Who said this?


Die Reformatoren Heinrich Bullinger, Girolamo Zanchi, John Knox, Huldrych Zwingli, Martir (?), Martin Bucer, Matthew Parker, William Perkins, Philipp Melanchthon, Martin Luther, Jean Calvin, Theodore de Bèze (Beza) und John Wyclif um einen Tisch sitzend, Öl auf Leinwand, 87 x 142 cm, deutsche Schule des frühen 17. Jahrhunderts.


“I know how difficult it is to persuade the world that God disapproves of all modes of worship not expressly sanctioned by His Word.

“The opposite persuasion which cleaves to them, being seated, as it were, in their very bones and marrow, is, that whatever they do has in itself a sufficient sanction, provided it exhibits some kind of zeal for the honor of God.

“But since God not only regards as frivolous, but also plainly abominates, whatever we undertake from zeal to His worship, if at variance with His command, what do we gain by a contrary course?

“The words of God are clear and distinct,

Obedience is better than sacrifice.

1 Samuel 15:22

In vain do they worship me, teaching for doctrines the commandments of men.

Matthew 15:9

“Every addition of His word, especially in this matter, is a lie. Mere ‘will worship’ (ethelothreeskia) is vanity [Colossians 2:23].

“This is the decision, and when once the judge has decided, it is no longer time to debate.”


Calvin, Tracts (1844; rpt. Grand Rapids: Baker, 1983), Vol. 1, pp. 128-29.

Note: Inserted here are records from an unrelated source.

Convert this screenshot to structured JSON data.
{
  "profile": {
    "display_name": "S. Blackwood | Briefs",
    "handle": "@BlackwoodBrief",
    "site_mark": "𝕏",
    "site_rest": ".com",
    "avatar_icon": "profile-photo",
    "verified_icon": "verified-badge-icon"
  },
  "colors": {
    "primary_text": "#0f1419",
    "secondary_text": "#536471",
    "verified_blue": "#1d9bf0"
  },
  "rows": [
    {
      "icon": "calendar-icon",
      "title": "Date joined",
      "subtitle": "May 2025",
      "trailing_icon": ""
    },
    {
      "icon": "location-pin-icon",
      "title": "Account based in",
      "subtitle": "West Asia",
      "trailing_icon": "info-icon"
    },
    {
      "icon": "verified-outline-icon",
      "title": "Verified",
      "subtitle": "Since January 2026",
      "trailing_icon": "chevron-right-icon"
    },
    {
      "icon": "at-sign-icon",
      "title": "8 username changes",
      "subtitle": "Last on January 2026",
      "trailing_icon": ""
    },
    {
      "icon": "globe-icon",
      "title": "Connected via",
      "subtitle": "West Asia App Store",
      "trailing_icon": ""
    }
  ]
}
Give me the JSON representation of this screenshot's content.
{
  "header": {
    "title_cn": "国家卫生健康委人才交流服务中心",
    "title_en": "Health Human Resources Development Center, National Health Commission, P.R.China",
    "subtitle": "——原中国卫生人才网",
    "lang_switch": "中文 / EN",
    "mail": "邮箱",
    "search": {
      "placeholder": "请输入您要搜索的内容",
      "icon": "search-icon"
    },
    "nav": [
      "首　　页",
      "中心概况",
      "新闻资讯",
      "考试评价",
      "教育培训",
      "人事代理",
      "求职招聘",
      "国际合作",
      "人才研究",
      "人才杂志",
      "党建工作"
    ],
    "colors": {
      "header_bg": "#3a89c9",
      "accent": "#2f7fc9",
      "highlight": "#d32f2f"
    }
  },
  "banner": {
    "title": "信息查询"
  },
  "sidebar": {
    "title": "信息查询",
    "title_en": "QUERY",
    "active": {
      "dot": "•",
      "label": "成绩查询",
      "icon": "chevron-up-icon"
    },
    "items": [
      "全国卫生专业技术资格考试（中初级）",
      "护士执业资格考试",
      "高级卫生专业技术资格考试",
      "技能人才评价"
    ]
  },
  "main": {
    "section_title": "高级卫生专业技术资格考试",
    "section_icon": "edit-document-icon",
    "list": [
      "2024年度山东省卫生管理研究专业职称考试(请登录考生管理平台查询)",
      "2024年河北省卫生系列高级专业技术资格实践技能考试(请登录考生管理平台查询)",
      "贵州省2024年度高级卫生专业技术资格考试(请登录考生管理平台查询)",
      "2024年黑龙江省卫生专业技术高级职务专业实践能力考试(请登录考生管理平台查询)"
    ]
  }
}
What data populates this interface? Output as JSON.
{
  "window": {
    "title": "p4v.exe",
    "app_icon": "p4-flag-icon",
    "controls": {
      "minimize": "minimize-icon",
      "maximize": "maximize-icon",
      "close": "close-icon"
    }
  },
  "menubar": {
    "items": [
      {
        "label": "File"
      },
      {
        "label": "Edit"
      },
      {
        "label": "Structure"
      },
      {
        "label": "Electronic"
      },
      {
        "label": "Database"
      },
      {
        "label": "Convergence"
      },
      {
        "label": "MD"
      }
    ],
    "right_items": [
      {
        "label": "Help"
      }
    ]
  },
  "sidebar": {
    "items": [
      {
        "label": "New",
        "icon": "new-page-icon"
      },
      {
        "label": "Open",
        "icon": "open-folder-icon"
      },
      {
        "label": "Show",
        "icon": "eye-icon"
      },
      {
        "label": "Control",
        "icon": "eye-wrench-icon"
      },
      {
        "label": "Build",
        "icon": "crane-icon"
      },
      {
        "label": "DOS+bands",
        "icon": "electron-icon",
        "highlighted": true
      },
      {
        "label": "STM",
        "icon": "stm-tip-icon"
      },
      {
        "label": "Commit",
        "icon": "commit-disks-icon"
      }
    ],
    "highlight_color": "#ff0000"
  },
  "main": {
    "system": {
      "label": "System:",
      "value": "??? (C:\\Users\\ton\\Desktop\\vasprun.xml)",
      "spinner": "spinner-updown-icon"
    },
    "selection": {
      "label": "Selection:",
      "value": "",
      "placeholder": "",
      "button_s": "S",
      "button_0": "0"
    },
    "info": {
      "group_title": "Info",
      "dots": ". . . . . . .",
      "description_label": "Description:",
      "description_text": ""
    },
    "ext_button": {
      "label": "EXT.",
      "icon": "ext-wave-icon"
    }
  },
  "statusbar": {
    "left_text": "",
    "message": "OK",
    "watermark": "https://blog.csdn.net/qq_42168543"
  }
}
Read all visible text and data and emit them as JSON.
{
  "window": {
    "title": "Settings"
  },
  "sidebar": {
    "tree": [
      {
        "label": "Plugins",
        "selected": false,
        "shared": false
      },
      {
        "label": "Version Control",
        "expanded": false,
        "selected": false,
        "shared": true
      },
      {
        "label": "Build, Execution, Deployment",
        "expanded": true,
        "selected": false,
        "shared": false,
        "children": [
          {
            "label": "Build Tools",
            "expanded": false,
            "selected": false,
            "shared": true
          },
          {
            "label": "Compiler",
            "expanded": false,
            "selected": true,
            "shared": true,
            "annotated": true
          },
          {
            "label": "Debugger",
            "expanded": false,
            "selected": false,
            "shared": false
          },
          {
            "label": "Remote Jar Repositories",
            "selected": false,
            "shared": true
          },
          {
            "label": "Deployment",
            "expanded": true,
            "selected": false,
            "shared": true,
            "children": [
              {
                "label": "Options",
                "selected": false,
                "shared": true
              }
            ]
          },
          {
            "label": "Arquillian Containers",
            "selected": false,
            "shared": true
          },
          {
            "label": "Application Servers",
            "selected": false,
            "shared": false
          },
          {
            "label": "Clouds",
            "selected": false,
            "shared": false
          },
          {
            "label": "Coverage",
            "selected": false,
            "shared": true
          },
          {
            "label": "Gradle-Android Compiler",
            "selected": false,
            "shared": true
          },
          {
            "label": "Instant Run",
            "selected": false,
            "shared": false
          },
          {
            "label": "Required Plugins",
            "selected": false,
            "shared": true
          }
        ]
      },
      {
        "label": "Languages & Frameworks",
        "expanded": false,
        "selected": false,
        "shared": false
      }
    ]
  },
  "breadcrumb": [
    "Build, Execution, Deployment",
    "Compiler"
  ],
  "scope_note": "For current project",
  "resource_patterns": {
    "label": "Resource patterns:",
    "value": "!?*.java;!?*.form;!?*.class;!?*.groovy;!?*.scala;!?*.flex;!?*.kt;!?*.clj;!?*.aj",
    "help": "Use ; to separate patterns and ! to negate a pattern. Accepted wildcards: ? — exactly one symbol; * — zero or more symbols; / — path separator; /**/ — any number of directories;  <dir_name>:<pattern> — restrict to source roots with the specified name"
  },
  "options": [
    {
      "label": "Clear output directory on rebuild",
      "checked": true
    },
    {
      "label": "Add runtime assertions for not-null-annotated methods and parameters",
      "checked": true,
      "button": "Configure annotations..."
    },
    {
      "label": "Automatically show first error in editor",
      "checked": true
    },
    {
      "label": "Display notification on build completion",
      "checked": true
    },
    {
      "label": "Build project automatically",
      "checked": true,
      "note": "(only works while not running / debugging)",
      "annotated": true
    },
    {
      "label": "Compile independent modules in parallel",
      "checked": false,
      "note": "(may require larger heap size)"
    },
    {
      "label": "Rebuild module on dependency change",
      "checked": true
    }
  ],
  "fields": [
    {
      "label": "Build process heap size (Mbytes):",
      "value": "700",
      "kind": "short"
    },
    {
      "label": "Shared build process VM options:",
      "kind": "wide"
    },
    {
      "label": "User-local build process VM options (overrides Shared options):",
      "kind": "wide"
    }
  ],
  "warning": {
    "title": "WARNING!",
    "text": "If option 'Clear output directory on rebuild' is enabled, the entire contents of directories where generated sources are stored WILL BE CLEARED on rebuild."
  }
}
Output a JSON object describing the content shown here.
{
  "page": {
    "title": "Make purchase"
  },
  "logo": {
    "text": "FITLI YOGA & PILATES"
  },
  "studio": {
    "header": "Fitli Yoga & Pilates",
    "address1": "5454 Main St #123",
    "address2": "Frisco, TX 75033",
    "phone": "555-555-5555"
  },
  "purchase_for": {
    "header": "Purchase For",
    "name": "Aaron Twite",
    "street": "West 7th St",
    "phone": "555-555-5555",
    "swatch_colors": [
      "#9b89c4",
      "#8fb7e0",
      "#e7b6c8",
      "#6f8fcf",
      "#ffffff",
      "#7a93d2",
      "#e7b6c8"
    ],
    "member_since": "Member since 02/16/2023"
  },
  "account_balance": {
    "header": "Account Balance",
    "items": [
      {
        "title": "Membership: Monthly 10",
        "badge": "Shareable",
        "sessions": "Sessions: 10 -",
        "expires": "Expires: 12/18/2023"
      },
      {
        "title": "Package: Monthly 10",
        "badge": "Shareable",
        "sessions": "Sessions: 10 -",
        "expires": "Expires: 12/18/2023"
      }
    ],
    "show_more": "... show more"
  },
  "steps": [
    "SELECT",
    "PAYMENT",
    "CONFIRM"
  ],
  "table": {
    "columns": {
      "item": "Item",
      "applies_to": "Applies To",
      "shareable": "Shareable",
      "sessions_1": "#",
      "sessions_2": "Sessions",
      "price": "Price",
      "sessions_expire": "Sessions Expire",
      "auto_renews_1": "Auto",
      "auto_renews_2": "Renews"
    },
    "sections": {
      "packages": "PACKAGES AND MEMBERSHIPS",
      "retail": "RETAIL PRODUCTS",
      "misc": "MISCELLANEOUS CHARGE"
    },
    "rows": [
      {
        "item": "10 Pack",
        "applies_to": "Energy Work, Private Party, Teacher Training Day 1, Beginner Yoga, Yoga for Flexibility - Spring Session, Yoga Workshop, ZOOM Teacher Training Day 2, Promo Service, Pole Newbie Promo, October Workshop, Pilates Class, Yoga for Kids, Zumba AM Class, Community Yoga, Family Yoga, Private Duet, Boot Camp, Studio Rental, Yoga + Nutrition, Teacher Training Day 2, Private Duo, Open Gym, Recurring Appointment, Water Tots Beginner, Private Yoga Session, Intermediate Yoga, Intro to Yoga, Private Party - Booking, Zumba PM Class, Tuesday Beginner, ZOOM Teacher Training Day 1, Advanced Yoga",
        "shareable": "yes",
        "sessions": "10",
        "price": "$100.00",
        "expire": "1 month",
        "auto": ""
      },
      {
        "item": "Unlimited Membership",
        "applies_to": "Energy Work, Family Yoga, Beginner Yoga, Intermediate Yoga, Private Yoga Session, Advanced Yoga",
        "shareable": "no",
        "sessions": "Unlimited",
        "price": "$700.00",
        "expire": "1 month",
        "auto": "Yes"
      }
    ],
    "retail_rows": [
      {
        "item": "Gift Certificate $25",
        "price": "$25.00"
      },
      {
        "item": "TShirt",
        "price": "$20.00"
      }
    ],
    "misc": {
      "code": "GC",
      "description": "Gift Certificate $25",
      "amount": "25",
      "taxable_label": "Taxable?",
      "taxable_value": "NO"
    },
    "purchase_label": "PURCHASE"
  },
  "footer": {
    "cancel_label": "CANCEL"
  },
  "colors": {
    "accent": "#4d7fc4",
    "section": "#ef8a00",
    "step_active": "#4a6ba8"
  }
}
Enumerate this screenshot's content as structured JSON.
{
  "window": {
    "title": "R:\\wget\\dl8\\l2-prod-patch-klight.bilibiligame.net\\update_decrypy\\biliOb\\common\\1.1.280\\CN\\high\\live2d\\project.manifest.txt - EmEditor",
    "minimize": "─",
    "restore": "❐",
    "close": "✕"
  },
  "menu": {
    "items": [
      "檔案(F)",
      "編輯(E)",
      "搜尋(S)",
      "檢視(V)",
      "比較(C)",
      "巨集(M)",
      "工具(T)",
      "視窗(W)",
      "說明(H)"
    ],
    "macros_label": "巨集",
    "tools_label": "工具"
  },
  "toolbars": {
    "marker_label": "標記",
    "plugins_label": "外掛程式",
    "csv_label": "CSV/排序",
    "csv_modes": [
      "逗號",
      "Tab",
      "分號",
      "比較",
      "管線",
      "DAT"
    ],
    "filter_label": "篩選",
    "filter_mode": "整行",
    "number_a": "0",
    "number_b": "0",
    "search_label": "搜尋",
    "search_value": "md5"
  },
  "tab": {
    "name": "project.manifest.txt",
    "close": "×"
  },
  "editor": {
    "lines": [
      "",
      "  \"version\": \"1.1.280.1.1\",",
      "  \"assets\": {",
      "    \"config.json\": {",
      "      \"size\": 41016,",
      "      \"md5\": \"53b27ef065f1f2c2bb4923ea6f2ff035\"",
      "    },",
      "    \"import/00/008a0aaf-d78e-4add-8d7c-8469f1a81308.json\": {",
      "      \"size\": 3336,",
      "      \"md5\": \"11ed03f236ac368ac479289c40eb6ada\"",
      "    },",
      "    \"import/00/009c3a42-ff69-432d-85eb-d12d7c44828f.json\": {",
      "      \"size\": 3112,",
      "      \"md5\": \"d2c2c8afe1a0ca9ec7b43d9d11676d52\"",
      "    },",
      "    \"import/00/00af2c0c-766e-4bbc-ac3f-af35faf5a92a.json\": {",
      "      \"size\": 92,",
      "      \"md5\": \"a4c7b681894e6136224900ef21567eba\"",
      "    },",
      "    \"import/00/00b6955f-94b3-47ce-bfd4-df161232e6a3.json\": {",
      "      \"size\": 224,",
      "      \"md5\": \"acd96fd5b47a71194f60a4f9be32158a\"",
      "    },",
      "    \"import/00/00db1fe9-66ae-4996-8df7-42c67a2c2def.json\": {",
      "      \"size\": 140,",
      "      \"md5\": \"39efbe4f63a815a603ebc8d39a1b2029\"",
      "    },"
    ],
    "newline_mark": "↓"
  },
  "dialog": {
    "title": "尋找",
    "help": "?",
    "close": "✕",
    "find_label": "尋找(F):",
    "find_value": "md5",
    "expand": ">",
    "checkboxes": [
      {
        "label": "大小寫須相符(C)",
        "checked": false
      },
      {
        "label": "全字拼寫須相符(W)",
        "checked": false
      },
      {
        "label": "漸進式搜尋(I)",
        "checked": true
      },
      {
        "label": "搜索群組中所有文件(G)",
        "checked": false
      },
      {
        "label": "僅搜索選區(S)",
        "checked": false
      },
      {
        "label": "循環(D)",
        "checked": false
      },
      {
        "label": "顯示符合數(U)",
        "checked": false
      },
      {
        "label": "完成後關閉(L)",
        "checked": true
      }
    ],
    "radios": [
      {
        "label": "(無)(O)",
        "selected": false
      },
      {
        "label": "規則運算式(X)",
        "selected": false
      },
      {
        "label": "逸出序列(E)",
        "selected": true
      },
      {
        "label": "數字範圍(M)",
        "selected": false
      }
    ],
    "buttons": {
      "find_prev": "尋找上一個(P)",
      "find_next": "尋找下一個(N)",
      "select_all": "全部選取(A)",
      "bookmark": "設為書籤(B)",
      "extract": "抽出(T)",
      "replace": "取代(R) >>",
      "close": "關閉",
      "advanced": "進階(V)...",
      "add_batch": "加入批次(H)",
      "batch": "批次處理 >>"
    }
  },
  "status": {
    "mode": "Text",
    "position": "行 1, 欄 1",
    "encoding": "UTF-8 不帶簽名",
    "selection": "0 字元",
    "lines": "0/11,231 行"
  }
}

source:

Christmas: An Historical Survey Regarding Its Origins and Opposition to It, by Kevin Reed